▶ [Required action]: Whatever appears in the records apart from pictures must be reproduced exactly.

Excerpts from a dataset
=== Begin Enclosure ===
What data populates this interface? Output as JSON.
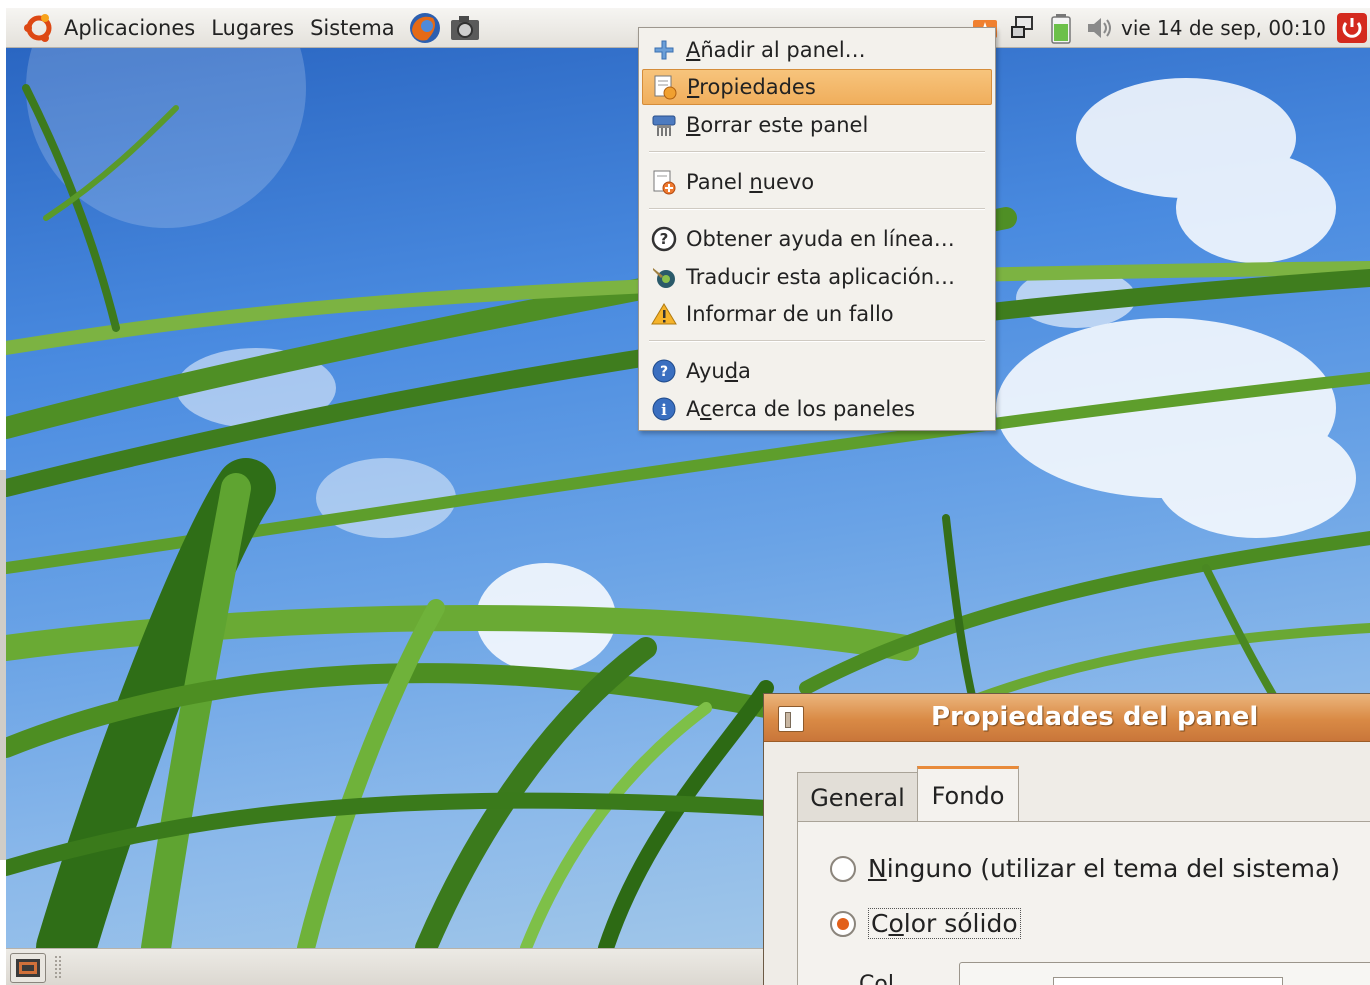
{
  "top_panel": {
    "menus": [
      "Aplicaciones",
      "Lugares",
      "Sistema"
    ],
    "launchers": [
      "firefox-icon",
      "camera-icon"
    ],
    "clock": "vie 14 de sep, 00:10"
  },
  "context_menu": {
    "items": [
      {
        "pre": "",
        "u": "A",
        "post": "ñadir al panel…",
        "icon": "plus-icon"
      },
      {
        "pre": "",
        "u": "P",
        "post": "ropiedades",
        "icon": "properties-icon",
        "highlighted": true
      },
      {
        "pre": "",
        "u": "B",
        "post": "orrar este panel",
        "icon": "shredder-icon"
      },
      {
        "pre": "Panel ",
        "u": "n",
        "post": "uevo",
        "icon": "new-panel-icon"
      },
      {
        "pre": "Obtener ayuda en línea…",
        "u": "",
        "post": "",
        "icon": "help-online-icon"
      },
      {
        "pre": "Traducir esta aplicación…",
        "u": "",
        "post": "",
        "icon": "translate-icon"
      },
      {
        "pre": "Informar de un fallo",
        "u": "",
        "post": "",
        "icon": "warning-icon"
      },
      {
        "pre": "Ayu",
        "u": "d",
        "post": "a",
        "icon": "help-icon"
      },
      {
        "pre": "A",
        "u": "c",
        "post": "erca de los paneles",
        "icon": "info-icon"
      }
    ]
  },
  "dialog": {
    "title": "Propiedades del panel",
    "tabs": [
      "General",
      "Fondo"
    ],
    "active_tab": "Fondo",
    "options": [
      {
        "pre": "",
        "u": "N",
        "post": "inguno (utilizar el tema del sistema)",
        "selected": false
      },
      {
        "pre": "C",
        "u": "o",
        "post": "lor sólido",
        "selected": true
      }
    ],
    "color_label_partial": "Col"
  },
  "colors": {
    "accent": "#e88a3a",
    "highlight": "#f3b56a",
    "panel_bg": "#ebe8e3",
    "sky": "#4a8be0",
    "grass": "#3f8a1f"
  }
}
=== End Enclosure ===
▶ [Final answer]:
What data populates this interface? Output as JSON.
{
  "top_panel": {
    "menus": [
      "Aplicaciones",
      "Lugares",
      "Sistema"
    ],
    "launchers": [
      "firefox-icon",
      "camera-icon"
    ],
    "clock": "vie 14 de sep, 00:10"
  },
  "context_menu": {
    "items": [
      {
        "pre": "",
        "u": "A",
        "post": "ñadir al panel…",
        "icon": "plus-icon"
      },
      {
        "pre": "",
        "u": "P",
        "post": "ropiedades",
        "icon": "properties-icon",
        "highlighted": true
      },
      {
        "pre": "",
        "u": "B",
        "post": "orrar este panel",
        "icon": "shredder-icon"
      },
      {
        "pre": "Panel ",
        "u": "n",
        "post": "uevo",
        "icon": "new-panel-icon"
      },
      {
        "pre": "Obtener ayuda en línea…",
        "u": "",
        "post": "",
        "icon": "help-online-icon"
      },
      {
        "pre": "Traducir esta aplicación…",
        "u": "",
        "post": "",
        "icon": "translate-icon"
      },
      {
        "pre": "Informar de un fallo",
        "u": "",
        "post": "",
        "icon": "warning-icon"
      },
      {
        "pre": "Ayu",
        "u": "d",
        "post": "a",
        "icon": "help-icon"
      },
      {
        "pre": "A",
        "u": "c",
        "post": "erca de los paneles",
        "icon": "info-icon"
      }
    ]
  },
  "dialog": {
    "title": "Propiedades del panel",
    "tabs": [
      "General",
      "Fondo"
    ],
    "active_tab": "Fondo",
    "options": [
      {
        "pre": "",
        "u": "N",
        "post": "inguno (utilizar el tema del sistema)",
        "selected": false
      },
      {
        "pre": "C",
        "u": "o",
        "post": "lor sólido",
        "selected": true
      }
    ],
    "color_label_partial": "Col"
  },
  "colors": {
    "accent": "#e88a3a",
    "highlight": "#f3b56a",
    "panel_bg": "#ebe8e3",
    "sky": "#4a8be0",
    "grass": "#3f8a1f"
  }
}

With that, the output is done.